I think you don't have enough experience yet to realize that, the more things change, the more they stay the same.
Yes, Redis wasn't available in 2010. But, you know what? Redis can't magically do something that code written in 2010 couldn't. You had to do a little more yourself, but given the primitives available in Erlang, not a lot more. And the solution in Erlang scales horizontally with adding more nodes, whereas Redis does not (Redis Cluster is a joke, technically speaking.) (Yes, you can do application-level sharding for particular use cases.)
If you have a specific kind of game that you want to build, with specific use cases and requirements that aren't met by existing technology, you may be on to something!

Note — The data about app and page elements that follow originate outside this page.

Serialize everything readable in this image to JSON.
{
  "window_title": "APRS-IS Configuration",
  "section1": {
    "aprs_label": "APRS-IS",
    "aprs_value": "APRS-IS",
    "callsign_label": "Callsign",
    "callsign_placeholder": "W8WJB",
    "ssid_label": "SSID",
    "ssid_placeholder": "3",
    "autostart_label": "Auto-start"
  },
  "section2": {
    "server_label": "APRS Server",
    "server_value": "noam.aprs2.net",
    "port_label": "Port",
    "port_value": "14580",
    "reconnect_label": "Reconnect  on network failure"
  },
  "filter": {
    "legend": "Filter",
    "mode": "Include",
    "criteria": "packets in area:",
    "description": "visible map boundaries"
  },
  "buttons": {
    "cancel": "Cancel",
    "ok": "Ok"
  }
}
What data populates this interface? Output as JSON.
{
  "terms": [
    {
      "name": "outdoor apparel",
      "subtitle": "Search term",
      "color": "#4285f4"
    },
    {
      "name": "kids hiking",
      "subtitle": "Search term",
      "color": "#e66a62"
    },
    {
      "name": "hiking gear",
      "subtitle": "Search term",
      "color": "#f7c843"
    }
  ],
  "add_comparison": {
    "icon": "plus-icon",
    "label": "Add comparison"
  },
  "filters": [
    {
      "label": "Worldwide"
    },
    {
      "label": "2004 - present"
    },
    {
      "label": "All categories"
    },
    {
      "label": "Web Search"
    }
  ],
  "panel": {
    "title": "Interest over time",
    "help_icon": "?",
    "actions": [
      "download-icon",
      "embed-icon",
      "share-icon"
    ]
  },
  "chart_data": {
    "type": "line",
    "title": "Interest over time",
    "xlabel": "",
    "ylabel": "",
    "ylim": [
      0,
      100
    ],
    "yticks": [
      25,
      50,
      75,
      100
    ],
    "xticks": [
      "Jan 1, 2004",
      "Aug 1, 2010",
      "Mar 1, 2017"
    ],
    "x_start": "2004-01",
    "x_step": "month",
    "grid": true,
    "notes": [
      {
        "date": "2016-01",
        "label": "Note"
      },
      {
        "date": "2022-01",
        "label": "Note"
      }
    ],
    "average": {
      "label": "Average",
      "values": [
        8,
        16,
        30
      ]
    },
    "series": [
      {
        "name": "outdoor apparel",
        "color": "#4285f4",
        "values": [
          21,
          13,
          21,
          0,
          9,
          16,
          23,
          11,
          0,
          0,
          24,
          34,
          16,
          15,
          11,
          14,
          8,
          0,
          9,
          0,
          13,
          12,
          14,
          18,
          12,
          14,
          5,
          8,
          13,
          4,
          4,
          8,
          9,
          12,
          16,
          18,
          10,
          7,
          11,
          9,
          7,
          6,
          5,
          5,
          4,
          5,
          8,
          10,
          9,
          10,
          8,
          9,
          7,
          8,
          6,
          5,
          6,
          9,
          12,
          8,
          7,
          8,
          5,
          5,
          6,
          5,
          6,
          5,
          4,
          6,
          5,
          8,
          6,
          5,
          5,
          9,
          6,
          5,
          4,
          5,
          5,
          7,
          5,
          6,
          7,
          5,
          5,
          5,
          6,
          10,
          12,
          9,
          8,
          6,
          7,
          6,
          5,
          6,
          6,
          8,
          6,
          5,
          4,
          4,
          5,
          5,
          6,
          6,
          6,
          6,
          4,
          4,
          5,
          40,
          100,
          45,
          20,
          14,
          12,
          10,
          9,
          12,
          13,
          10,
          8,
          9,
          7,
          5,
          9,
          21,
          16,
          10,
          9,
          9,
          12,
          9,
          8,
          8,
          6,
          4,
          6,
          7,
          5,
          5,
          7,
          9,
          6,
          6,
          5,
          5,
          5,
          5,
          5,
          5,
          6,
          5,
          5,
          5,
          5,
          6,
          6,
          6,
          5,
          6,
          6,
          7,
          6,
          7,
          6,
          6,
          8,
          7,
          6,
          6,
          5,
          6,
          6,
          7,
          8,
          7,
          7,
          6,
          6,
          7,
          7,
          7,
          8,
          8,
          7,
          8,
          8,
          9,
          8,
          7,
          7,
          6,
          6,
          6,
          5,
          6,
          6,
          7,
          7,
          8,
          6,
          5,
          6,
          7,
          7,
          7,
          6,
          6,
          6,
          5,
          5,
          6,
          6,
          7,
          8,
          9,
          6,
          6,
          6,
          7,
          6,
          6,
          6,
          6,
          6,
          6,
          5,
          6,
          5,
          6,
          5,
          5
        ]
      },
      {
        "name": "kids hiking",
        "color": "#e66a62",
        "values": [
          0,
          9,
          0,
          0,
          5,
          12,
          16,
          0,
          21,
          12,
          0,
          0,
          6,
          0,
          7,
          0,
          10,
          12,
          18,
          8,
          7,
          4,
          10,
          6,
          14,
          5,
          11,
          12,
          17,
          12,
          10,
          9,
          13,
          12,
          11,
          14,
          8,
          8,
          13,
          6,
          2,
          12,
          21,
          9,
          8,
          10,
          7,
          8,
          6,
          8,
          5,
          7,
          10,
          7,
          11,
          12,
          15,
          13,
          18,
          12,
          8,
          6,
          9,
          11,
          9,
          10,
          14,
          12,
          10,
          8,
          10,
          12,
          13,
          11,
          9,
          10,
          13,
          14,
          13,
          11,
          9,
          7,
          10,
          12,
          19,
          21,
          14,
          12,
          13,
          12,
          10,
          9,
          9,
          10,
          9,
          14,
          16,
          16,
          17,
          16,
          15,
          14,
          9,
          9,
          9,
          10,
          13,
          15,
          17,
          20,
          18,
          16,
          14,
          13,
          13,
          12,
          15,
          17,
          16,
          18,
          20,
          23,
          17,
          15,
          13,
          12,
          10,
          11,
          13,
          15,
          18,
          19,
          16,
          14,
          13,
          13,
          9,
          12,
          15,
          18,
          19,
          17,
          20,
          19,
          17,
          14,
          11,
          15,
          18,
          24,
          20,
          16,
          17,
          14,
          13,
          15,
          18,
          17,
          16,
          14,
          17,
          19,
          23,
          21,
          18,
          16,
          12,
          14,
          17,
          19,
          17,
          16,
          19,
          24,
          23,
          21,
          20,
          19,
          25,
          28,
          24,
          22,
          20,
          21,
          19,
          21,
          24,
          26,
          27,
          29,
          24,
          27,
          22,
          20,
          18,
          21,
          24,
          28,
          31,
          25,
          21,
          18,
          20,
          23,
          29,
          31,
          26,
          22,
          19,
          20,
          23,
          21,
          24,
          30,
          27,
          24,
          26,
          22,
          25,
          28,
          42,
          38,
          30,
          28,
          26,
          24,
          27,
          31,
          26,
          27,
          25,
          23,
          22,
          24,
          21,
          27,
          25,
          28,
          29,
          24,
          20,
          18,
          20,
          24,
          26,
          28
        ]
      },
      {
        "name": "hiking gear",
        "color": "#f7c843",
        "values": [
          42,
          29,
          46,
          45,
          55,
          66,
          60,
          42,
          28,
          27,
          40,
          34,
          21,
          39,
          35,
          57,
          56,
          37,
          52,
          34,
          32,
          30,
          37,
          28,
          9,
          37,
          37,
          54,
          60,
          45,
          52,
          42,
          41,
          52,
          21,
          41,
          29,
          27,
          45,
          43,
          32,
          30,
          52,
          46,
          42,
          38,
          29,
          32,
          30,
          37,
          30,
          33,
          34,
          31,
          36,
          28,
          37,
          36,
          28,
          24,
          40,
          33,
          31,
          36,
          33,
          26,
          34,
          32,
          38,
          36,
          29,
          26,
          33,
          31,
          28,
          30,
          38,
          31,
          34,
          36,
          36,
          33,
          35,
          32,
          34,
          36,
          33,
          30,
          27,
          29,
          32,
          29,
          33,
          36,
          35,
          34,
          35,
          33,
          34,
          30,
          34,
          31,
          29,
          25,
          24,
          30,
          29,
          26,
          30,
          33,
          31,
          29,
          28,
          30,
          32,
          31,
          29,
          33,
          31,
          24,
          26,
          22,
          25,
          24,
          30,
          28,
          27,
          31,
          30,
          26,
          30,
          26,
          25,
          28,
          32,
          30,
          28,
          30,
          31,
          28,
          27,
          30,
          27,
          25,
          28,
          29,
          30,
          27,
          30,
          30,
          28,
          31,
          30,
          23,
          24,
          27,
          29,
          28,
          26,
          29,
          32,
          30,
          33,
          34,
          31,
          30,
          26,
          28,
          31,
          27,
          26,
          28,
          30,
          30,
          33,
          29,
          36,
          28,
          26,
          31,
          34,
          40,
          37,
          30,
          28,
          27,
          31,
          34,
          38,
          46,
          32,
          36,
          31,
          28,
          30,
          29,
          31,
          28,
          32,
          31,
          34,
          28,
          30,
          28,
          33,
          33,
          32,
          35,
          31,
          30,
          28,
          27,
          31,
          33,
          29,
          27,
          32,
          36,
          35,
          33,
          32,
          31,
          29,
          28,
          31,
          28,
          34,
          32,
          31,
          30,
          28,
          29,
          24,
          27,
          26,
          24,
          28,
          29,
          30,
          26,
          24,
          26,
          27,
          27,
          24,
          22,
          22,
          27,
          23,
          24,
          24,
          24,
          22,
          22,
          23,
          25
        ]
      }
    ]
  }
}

If you're just trying to "build a system," without any kind of strong evolutionary pressure on the features and implementation of that system, then experience (not just mine!) says you won't build something that's all that useful. The reason is that many billions of dollars, and tens of thousands of man years are spent on networked games every year, and the market will already have explored most implementation nooks and crannies for the kinds of games that have already been generally funded and delivered. It doesn't matter if it's games, financial trading, car maintenance or movie production -- if there's already a large market, and you don't really have a very specific use case that's not currently served by the market, then you're quite likely not going to make something successful.
Or to put it another way: Do things differently, is not particularly compelling and generally don't build successful projects. Do different things, is where it's possible to truly innovate and push the envelope of what's possible. And sometimes, you need to do things differently to be able to do the different things, but it's the different things that are the reason you win.
That being said, building systems is fun and educational. As long as you learn the right lessons, and draw the right conclusions, testing a bunch of things and pushing them until they break is always a good way of gaining more experience. After all, good choices come from experience, and experience comes from bad choices 😄